The heads of the largest Swiss companies are younger, more masculine and more international than the rest of the world. It is the result of a study by Heidrick & Struggles. To this end, the management consulting firm evaluated the biographies of 50 senior executives at SMI Expanded and compared them with nearly 1,000 career profiles from 20 countries around the world.
According to the study, Swiss seniors are on average 55 years old, one year younger than in the rest of the world. The age of Swiss CEOs varies between 39 and 70 years.
According to the 2020 “Upward Route” study, there is a large deviation in the average time that the CEO spends in his position. If a director has run a company abroad for a good 6 years (6.2), this period is shorter than one year (4.9) in Switzerland.
Every second person from abroad
The international character of Swiss executives is particularly notable. Almost one percent of Swiss (46 percent) were born abroad. Only one in five in the world (21%) comes from abroad. In terms of international experience, Swiss employers (63%) are well ahead of the rest of the world’s colleagues (36%).
“Swiss companies take advantage of this because they have a strong international perspective and therefore need managers who are well versed in the customs of different countries and markets,” said Oliver Schiltz, managing partner of Heidrick & Struggles in Switzerland. In contrast, Swiss CEOs, with 13%, have less experience than other industries compared to the rest of the world (17%).
Only 2 percent of women
The proportion of women in Swiss execution suites remains low at 2 percent. Worldwide, women are at the top in 5% of the companies surveyed. “Unfortunately, there is still no progress in appointing women CEOs in Switzerland.”
In addition, Schiltz says there are still many Swiss companies on the board that do not have the same woman. However, he expects the new company law, which is expected to come into force in 2022 and provides for a 20 per cent share of women on the boards of directors, to have a wide and noticeable impact.

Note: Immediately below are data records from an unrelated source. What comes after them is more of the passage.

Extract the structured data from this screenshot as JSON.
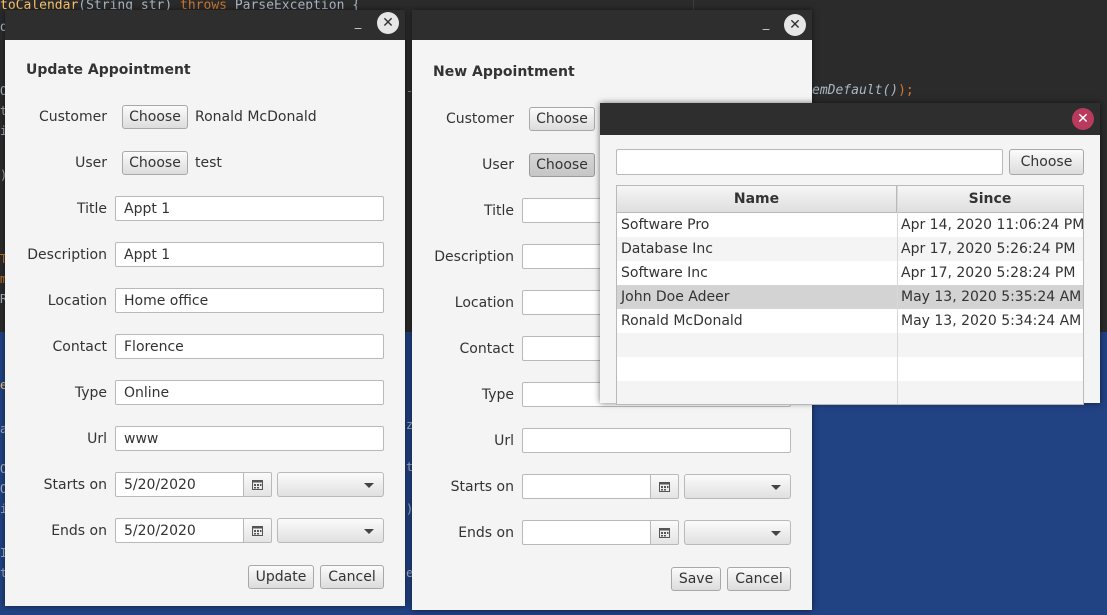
{
  "ide": {
    "line1_name": "toCalendar",
    "line1_args": "(String str) ",
    "line1_throws": "throws",
    "line1_exc": " ParseException {",
    "line2": "d",
    "right_snippet_a": "emDefault()",
    "right_snippet_b": ");"
  },
  "update_dialog": {
    "heading": "Update Appointment",
    "customer_label": "Customer",
    "customer_choose": "Choose",
    "customer_value": "Ronald McDonald",
    "user_label": "User",
    "user_choose": "Choose",
    "user_value": "test",
    "title_label": "Title",
    "title_value": "Appt 1",
    "description_label": "Description",
    "description_value": "Appt 1",
    "location_label": "Location",
    "location_value": "Home office",
    "contact_label": "Contact",
    "contact_value": "Florence",
    "type_label": "Type",
    "type_value": "Online",
    "url_label": "Url",
    "url_value": "www",
    "starts_label": "Starts on",
    "starts_value": "5/20/2020",
    "ends_label": "Ends on",
    "ends_value": "5/20/2020",
    "update_button": "Update",
    "cancel_button": "Cancel"
  },
  "new_dialog": {
    "heading": "New Appointment",
    "customer_label": "Customer",
    "customer_choose": "Choose",
    "user_label": "User",
    "user_choose": "Choose",
    "title_label": "Title",
    "description_label": "Description",
    "location_label": "Location",
    "contact_label": "Contact",
    "type_label": "Type",
    "url_label": "Url",
    "starts_label": "Starts on",
    "ends_label": "Ends on",
    "save_button": "Save",
    "cancel_button": "Cancel"
  },
  "chooser": {
    "search_value": "",
    "choose_button": "Choose",
    "columns": [
      "Name",
      "Since"
    ],
    "rows": [
      {
        "name": "Software Pro",
        "since": "Apr 14, 2020 11:06:24 PM"
      },
      {
        "name": "Database Inc",
        "since": "Apr 17, 2020 5:26:24 PM"
      },
      {
        "name": "Software Inc",
        "since": "Apr 17, 2020 5:28:24 PM"
      },
      {
        "name": "John Doe Adeer",
        "since": "May 13, 2020 5:35:24 AM"
      },
      {
        "name": "Ronald McDonald",
        "since": "May 13, 2020 5:34:24 AM"
      }
    ],
    "selected_row_index": 3
  },
  "window_controls": {
    "minimize_glyph": "_",
    "close_glyph": "✕"
  },
  "colors": {
    "titlebar": "#2e2e2e",
    "dialog_bg": "#f4f4f4",
    "ide_bg": "#2b2b2b",
    "ide_selection": "#214283",
    "close_accent": "#b83b5e",
    "selected_row": "#d3d3d3"
  }
}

The Crown Crisis hits the hands of men
Meanwhile, the pandemic of the crown could also affect the recruitment policy of Swiss companies. Heidrick & Struggles expects more Swiss to be at the top of the company in the future. The reason for this is lower entry restrictions for foreigners and a lower willingness to move.
In addition, more male directors with management and industry experience would be re-hired in the Crown Crisis. Women and their peers, on the other hand, are at a disadvantage as a result of the crisis when it comes to advancing their careers. (pbe / SDA)